[Data entries]

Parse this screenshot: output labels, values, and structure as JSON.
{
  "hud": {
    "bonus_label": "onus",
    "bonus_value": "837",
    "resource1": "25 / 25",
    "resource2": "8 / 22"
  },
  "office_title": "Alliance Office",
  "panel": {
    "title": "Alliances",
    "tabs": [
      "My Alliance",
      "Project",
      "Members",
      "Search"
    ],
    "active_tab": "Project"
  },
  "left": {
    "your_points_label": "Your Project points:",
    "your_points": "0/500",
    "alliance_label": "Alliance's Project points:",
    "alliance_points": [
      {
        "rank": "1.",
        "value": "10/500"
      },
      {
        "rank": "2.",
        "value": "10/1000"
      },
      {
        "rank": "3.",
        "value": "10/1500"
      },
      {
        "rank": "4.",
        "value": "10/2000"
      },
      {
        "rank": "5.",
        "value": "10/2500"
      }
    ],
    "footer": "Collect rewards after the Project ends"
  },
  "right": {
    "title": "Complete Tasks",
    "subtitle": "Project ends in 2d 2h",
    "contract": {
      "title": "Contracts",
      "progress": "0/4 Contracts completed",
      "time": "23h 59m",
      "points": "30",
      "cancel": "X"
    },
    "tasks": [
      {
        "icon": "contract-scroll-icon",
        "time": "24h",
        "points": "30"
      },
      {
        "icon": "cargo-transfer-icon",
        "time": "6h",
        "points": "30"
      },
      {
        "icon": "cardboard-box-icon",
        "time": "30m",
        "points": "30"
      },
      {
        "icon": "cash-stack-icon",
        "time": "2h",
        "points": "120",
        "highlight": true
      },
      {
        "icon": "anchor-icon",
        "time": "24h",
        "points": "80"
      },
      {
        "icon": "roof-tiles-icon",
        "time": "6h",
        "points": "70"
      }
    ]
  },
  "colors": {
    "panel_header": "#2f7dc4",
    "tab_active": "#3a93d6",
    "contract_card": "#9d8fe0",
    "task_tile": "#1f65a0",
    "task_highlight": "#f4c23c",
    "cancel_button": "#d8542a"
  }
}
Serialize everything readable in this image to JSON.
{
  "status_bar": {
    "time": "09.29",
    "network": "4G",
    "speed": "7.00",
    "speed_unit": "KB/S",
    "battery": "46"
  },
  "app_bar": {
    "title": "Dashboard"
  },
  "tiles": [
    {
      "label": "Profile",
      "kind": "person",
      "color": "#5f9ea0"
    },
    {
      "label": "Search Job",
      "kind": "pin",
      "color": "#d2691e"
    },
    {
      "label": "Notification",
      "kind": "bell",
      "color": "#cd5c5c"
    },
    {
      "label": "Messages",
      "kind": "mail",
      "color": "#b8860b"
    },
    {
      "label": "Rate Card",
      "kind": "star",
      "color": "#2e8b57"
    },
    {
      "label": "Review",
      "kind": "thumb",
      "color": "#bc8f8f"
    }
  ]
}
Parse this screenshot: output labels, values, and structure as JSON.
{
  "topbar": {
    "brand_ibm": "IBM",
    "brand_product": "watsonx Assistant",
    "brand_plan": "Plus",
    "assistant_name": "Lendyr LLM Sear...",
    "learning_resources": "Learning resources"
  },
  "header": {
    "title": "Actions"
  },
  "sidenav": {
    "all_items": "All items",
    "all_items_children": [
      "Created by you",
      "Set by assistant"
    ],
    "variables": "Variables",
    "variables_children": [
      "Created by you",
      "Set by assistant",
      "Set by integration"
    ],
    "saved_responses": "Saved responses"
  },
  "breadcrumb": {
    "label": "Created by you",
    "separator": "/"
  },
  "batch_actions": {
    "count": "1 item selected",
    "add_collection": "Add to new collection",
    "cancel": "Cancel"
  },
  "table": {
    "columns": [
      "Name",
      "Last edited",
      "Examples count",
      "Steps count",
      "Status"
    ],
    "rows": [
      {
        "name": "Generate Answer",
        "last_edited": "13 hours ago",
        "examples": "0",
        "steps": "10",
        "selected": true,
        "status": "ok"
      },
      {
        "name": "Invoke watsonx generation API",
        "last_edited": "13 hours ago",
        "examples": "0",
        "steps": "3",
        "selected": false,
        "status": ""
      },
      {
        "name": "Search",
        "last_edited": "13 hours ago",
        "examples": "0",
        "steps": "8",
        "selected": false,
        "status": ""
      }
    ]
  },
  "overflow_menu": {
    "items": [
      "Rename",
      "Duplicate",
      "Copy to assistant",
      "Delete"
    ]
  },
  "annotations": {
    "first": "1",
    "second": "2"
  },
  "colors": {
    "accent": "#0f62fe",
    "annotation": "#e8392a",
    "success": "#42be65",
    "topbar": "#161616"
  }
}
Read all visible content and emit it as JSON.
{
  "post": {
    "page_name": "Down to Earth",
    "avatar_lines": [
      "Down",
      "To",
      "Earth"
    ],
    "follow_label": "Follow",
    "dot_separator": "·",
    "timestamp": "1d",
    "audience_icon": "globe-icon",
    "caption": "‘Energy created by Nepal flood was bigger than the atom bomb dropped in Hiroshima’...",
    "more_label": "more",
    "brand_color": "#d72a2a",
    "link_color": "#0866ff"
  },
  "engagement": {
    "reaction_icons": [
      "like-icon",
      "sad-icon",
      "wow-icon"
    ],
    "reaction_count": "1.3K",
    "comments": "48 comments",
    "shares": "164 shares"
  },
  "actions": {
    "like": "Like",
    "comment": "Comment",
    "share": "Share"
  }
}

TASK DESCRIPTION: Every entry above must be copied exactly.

ANSWER FOR THE TASK:
Parse this screenshot: output labels, values, and structure as JSON.
{
  "hud": {
    "bonus_label": "onus",
    "bonus_value": "837",
    "resource1": "25 / 25",
    "resource2": "8 / 22"
  },
  "office_title": "Alliance Office",
  "panel": {
    "title": "Alliances",
    "tabs": [
      "My Alliance",
      "Project",
      "Members",
      "Search"
    ],
    "active_tab": "Project"
  },
  "left": {
    "your_points_label": "Your Project points:",
    "your_points": "0/500",
    "alliance_label": "Alliance's Project points:",
    "alliance_points": [
      {
        "rank": "1.",
        "value": "10/500"
      },
      {
        "rank": "2.",
        "value": "10/1000"
      },
      {
        "rank": "3.",
        "value": "10/1500"
      },
      {
        "rank": "4.",
        "value": "10/2000"
      },
      {
        "rank": "5.",
        "value": "10/2500"
      }
    ],
    "footer": "Collect rewards after the Project ends"
  },
  "right": {
    "title": "Complete Tasks",
    "subtitle": "Project ends in 2d 2h",
    "contract": {
      "title": "Contracts",
      "progress": "0/4 Contracts completed",
      "time": "23h 59m",
      "points": "30",
      "cancel": "X"
    },
    "tasks": [
      {
        "icon": "contract-scroll-icon",
        "time": "24h",
        "points": "30"
      },
      {
        "icon": "cargo-transfer-icon",
        "time": "6h",
        "points": "30"
      },
      {
        "icon": "cardboard-box-icon",
        "time": "30m",
        "points": "30"
      },
      {
        "icon": "cash-stack-icon",
        "time": "2h",
        "points": "120",
        "highlight": true
      },
      {
        "icon": "anchor-icon",
        "time": "24h",
        "points": "80"
      },
      {
        "icon": "roof-tiles-icon",
        "time": "6h",
        "points": "70"
      }
    ]
  },
  "colors": {
    "panel_header": "#2f7dc4",
    "tab_active": "#3a93d6",
    "contract_card": "#9d8fe0",
    "task_tile": "#1f65a0",
    "task_highlight": "#f4c23c",
    "cancel_button": "#d8542a"
  }
}
Serialize everything readable in this image to JSON.
{
  "status_bar": {
    "time": "09.29",
    "network": "4G",
    "speed": "7.00",
    "speed_unit": "KB/S",
    "battery": "46"
  },
  "app_bar": {
    "title": "Dashboard"
  },
  "tiles": [
    {
      "label": "Profile",
      "kind": "person",
      "color": "#5f9ea0"
    },
    {
      "label": "Search Job",
      "kind": "pin",
      "color": "#d2691e"
    },
    {
      "label": "Notification",
      "kind": "bell",
      "color": "#cd5c5c"
    },
    {
      "label": "Messages",
      "kind": "mail",
      "color": "#b8860b"
    },
    {
      "label": "Rate Card",
      "kind": "star",
      "color": "#2e8b57"
    },
    {
      "label": "Review",
      "kind": "thumb",
      "color": "#bc8f8f"
    }
  ]
}
Parse this screenshot: output labels, values, and structure as JSON.
{
  "topbar": {
    "brand_ibm": "IBM",
    "brand_product": "watsonx Assistant",
    "brand_plan": "Plus",
    "assistant_name": "Lendyr LLM Sear...",
    "learning_resources": "Learning resources"
  },
  "header": {
    "title": "Actions"
  },
  "sidenav": {
    "all_items": "All items",
    "all_items_children": [
      "Created by you",
      "Set by assistant"
    ],
    "variables": "Variables",
    "variables_children": [
      "Created by you",
      "Set by assistant",
      "Set by integration"
    ],
    "saved_responses": "Saved responses"
  },
  "breadcrumb": {
    "label": "Created by you",
    "separator": "/"
  },
  "batch_actions": {
    "count": "1 item selected",
    "add_collection": "Add to new collection",
    "cancel": "Cancel"
  },
  "table": {
    "columns": [
      "Name",
      "Last edited",
      "Examples count",
      "Steps count",
      "Status"
    ],
    "rows": [
      {
        "name": "Generate Answer",
        "last_edited": "13 hours ago",
        "examples": "0",
        "steps": "10",
        "selected": true,
        "status": "ok"
      },
      {
        "name": "Invoke watsonx generation API",
        "last_edited": "13 hours ago",
        "examples": "0",
        "steps": "3",
        "selected": false,
        "status": ""
      },
      {
        "name": "Search",
        "last_edited": "13 hours ago",
        "examples": "0",
        "steps": "8",
        "selected": false,
        "status": ""
      }
    ]
  },
  "overflow_menu": {
    "items": [
      "Rename",
      "Duplicate",
      "Copy to assistant",
      "Delete"
    ]
  },
  "annotations": {
    "first": "1",
    "second": "2"
  },
  "colors": {
    "accent": "#0f62fe",
    "annotation": "#e8392a",
    "success": "#42be65",
    "topbar": "#161616"
  }
}
Read all visible content and emit it as JSON.
{
  "post": {
    "page_name": "Down to Earth",
    "avatar_lines": [
      "Down",
      "To",
      "Earth"
    ],
    "follow_label": "Follow",
    "dot_separator": "·",
    "timestamp": "1d",
    "audience_icon": "globe-icon",
    "caption": "‘Energy created by Nepal flood was bigger than the atom bomb dropped in Hiroshima’...",
    "more_label": "more",
    "brand_color": "#d72a2a",
    "link_color": "#0866ff"
  },
  "engagement": {
    "reaction_icons": [
      "like-icon",
      "sad-icon",
      "wow-icon"
    ],
    "reaction_count": "1.3K",
    "comments": "48 comments",
    "shares": "164 shares"
  },
  "actions": {
    "like": "Like",
    "comment": "Comment",
    "share": "Share"
  }
}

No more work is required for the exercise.